> _WHAT YOU ARE ASKED TO DO_
Copy each line below in which the string "Last" appears.

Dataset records
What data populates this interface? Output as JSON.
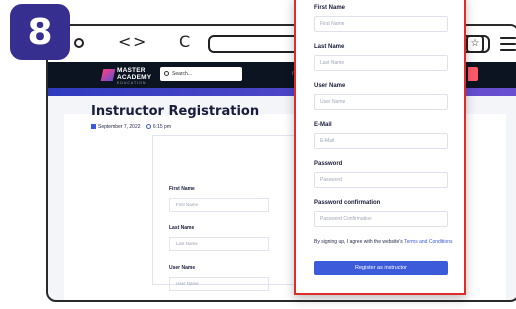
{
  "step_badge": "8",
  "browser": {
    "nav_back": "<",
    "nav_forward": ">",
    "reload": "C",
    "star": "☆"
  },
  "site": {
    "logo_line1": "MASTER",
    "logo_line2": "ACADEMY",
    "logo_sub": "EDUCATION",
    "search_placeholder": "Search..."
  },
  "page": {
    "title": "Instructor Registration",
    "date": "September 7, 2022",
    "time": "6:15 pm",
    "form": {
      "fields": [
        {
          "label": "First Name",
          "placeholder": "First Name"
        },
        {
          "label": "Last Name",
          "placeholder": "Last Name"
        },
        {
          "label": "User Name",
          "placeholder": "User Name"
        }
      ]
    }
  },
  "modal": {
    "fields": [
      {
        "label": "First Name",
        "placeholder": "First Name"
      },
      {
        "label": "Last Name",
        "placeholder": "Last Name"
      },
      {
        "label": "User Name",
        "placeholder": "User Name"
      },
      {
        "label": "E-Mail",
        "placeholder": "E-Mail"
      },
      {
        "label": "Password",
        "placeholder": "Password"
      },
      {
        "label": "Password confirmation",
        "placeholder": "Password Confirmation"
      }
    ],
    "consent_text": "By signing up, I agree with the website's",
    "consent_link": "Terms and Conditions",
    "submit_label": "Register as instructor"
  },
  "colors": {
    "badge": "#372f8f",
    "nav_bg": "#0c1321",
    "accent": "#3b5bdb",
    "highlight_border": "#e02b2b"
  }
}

> _ANSWER FOR THIS EXERCISE_
          "label": "Last Name",
          "placeholder": "Last Name"
        "label": "Last Name",
        "placeholder": "Last Name"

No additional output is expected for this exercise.